### [WHAT TO WORK ON]
Lines of the material that include the string "COMUNIDAD" should be returned.

+++ SOURCE INFORMATION

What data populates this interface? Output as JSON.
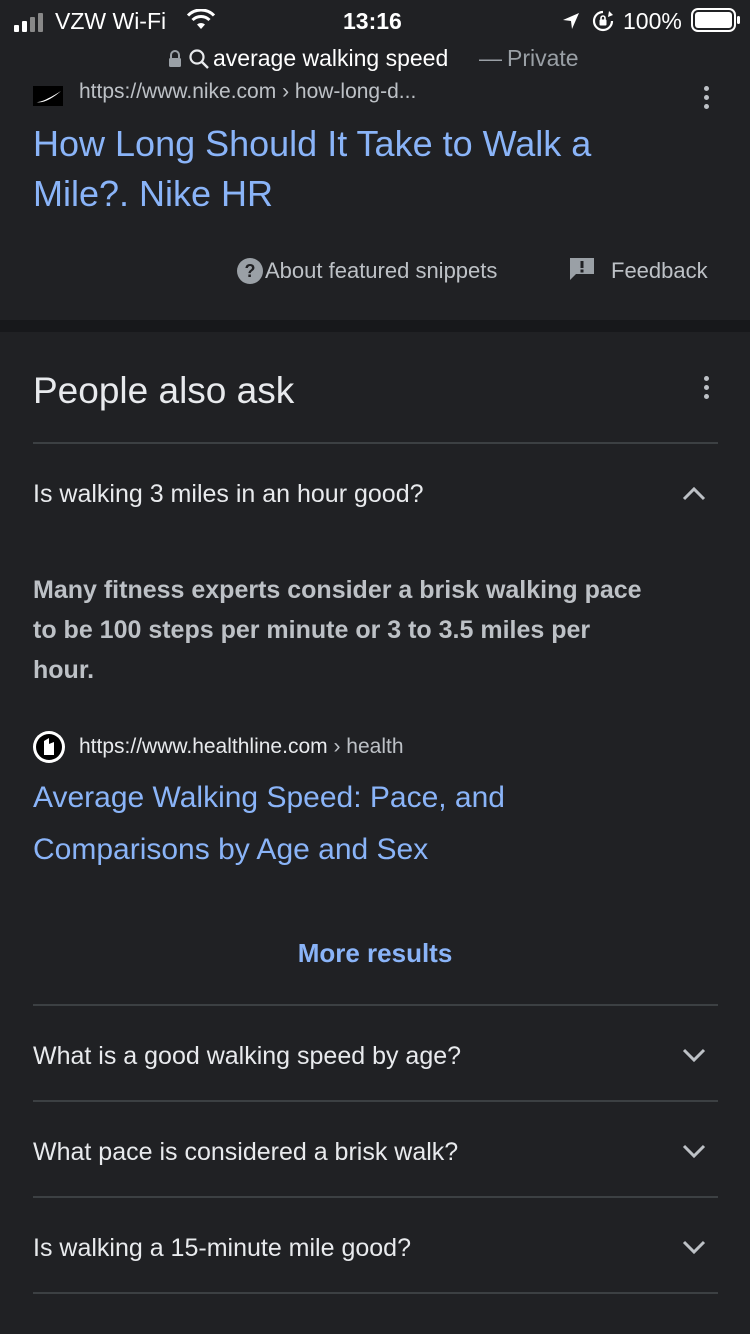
{
  "status_bar": {
    "carrier": "VZW Wi-Fi",
    "time": "13:16",
    "battery": "100%",
    "icons": [
      "signal-icon",
      "wifi-icon",
      "location-icon",
      "rotation-lock-icon",
      "battery-icon"
    ]
  },
  "url_bar": {
    "query": "average walking speed",
    "separator": "—",
    "mode": "Private",
    "icons": [
      "lock-icon",
      "search-icon"
    ]
  },
  "top_result": {
    "source_url": "https://www.nike.com › how-long-d...",
    "title_line1": "How Long Should It Take to Walk a",
    "title_line2": "Mile?. Nike HR",
    "about_snippets": "About featured snippets",
    "feedback": "Feedback"
  },
  "people_also_ask": {
    "heading": "People also ask",
    "expanded": {
      "question": "Is walking 3 miles in an hour good?",
      "answer_line1": "Many fitness experts consider a brisk walking pace",
      "answer_line2": "to be 100 steps per minute or 3 to 3.5 miles per",
      "answer_line3": "hour.",
      "source_domain": "https://www.healthline.com",
      "source_path": " › health",
      "link_line1": "Average Walking Speed: Pace, and",
      "link_line2": "Comparisons by Age and Sex",
      "more_results": "More results"
    },
    "questions": [
      "What is a good walking speed by age?",
      "What pace is considered a brisk walk?",
      "Is walking a 15-minute mile good?"
    ]
  },
  "colors": {
    "background": "#202124",
    "link": "#8ab4f8",
    "text": "#e8eaed",
    "secondary": "#bdc1c6",
    "divider": "#3c4043"
  }
}
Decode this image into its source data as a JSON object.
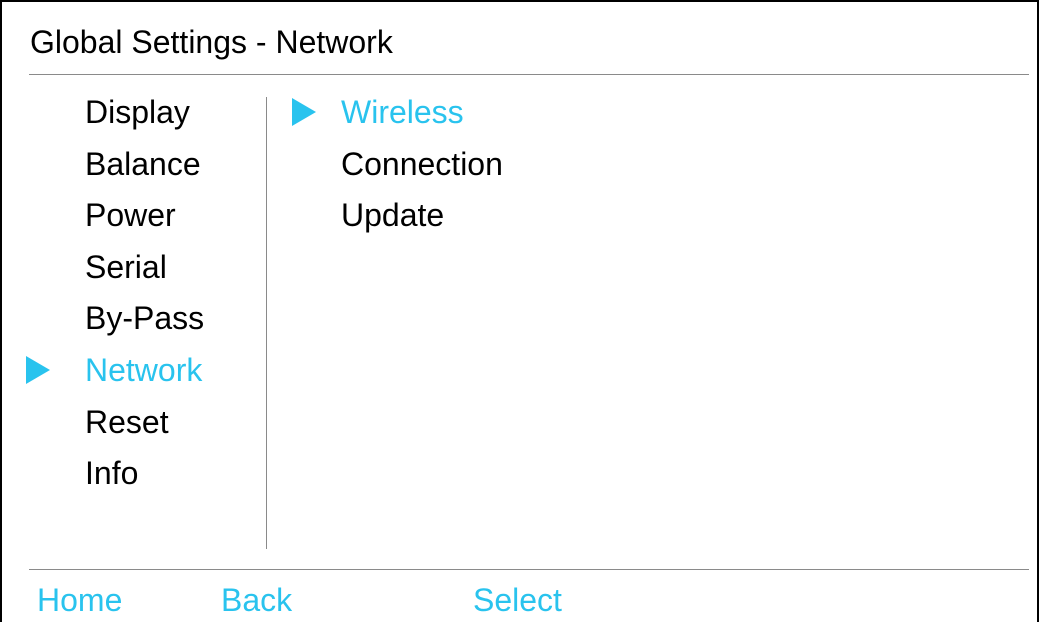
{
  "window": {
    "title": "Global Settings - Network"
  },
  "colors": {
    "accent": "#29c3ee",
    "text": "#000000",
    "divider": "#8a8a8a"
  },
  "left_menu": {
    "items": [
      {
        "label": "Display",
        "selected": false
      },
      {
        "label": "Balance",
        "selected": false
      },
      {
        "label": "Power",
        "selected": false
      },
      {
        "label": "Serial",
        "selected": false
      },
      {
        "label": "By-Pass",
        "selected": false
      },
      {
        "label": "Network",
        "selected": true
      },
      {
        "label": "Reset",
        "selected": false
      },
      {
        "label": "Info",
        "selected": false
      }
    ]
  },
  "right_menu": {
    "items": [
      {
        "label": "Wireless",
        "selected": true
      },
      {
        "label": "Connection",
        "selected": false
      },
      {
        "label": "Update",
        "selected": false
      }
    ]
  },
  "softkeys": {
    "home": "Home",
    "back": "Back",
    "select": "Select"
  },
  "icons": {
    "selection_marker": "right-triangle-icon"
  }
}
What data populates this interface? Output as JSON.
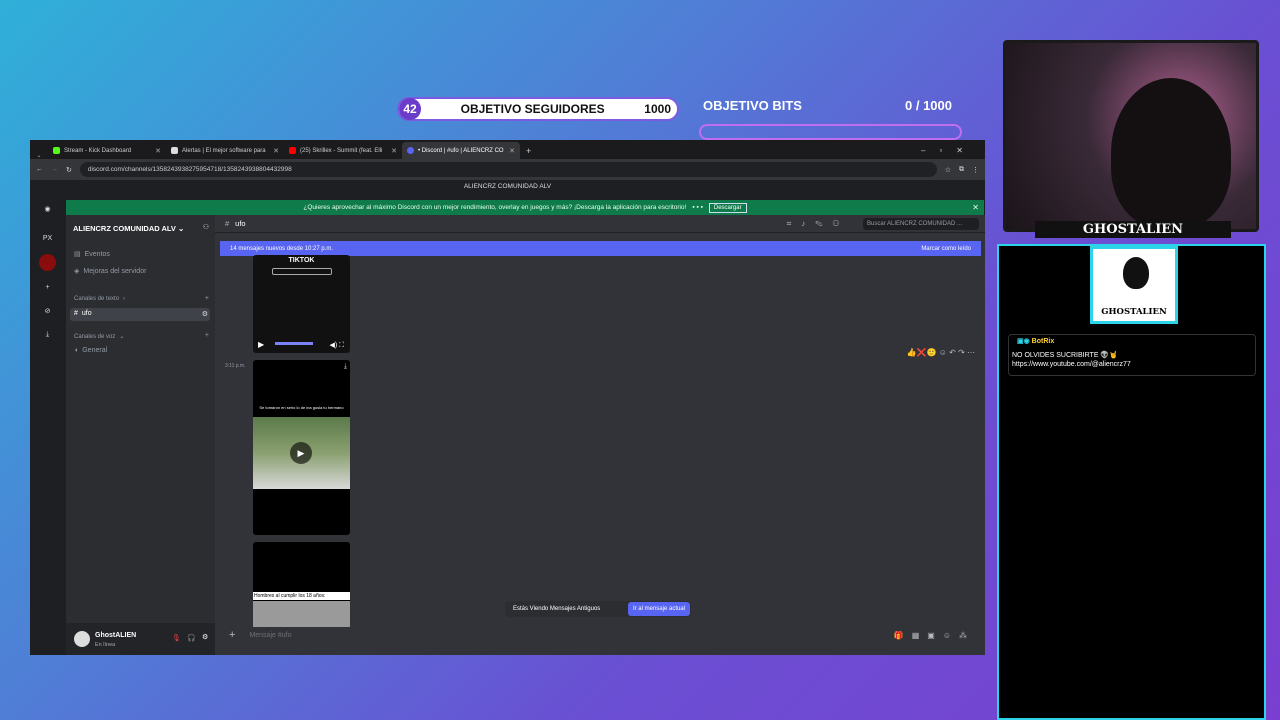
{
  "overlay": {
    "followers_current": "42",
    "followers_title": "OBJETIVO SEGUIDORES",
    "followers_goal": "1000",
    "bits_title": "OBJETIVO BITS",
    "bits_count": "0 / 1000",
    "streamer_name": "GHOSTALIEN",
    "logo_text": "GHOSTALIEN"
  },
  "browser": {
    "tabs": [
      {
        "label": "Stream - Kick Dashboard",
        "color": "#53fc18"
      },
      {
        "label": "Alertas | El mejor software para",
        "color": "#dddddd"
      },
      {
        "label": "(25) Skrillex - Summit (feat. Elli",
        "color": "#ff0000"
      },
      {
        "label": "• Discord | #ufo | ALIENCRZ CO",
        "color": "#5865f2"
      }
    ],
    "url": "discord.com/channels/1358243938275954718/1358243938804432998"
  },
  "discord": {
    "window_title": "ALIENCRZ COMUNIDAD ALV",
    "notice": "¿Quieres aprovechar al máximo Discord con un mejor rendimiento, overlay en juegos y más? ¡Descarga la aplicación para escritorio!",
    "notice_button": "Descargar",
    "rail": [
      "PX"
    ],
    "server_name": "ALIENCRZ COMUNIDAD ALV",
    "events": "Eventos",
    "boosts": "Mejoras del servidor",
    "text_category": "Canales de texto",
    "voice_category": "Canales de voz",
    "channel_selected": "ufo",
    "voice_channel": "General",
    "user_name": "GhostALIEN",
    "user_status": "En línea",
    "header_channel": "ufo",
    "search_placeholder": "Buscar ALIENCRZ COMUNIDAD ...",
    "new_messages": "14 mensajes nuevos desde 10:27 p.m.",
    "mark_read": "Marcar como leído",
    "video1_title": "TIKTOK",
    "timestamp": "3:11 p.m.",
    "video2_caption": "Se tomaron en serio lo de ina gusla tu hermano",
    "video3_caption": "Hombres al cumplir los 18 años:",
    "old_messages": "Estás Viendo Mensajes Antiguos",
    "jump_button": "Ir al mensaje actual",
    "compose_placeholder": "Mensaje #ufo"
  },
  "chat": {
    "username": "BotRix",
    "line1": "NO OLVIDES SUCRIBIRTE 👽🤘",
    "line2": "https://www.youtube.com/@aliencrz77"
  }
}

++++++

### [EXERCISE ANSWER]
    "window_title": "ALIENCRZ COMUNIDAD ALV",
    "server_name": "ALIENCRZ COMUNIDAD ALV",
    "search_placeholder": "Buscar ALIENCRZ COMUNIDAD ...",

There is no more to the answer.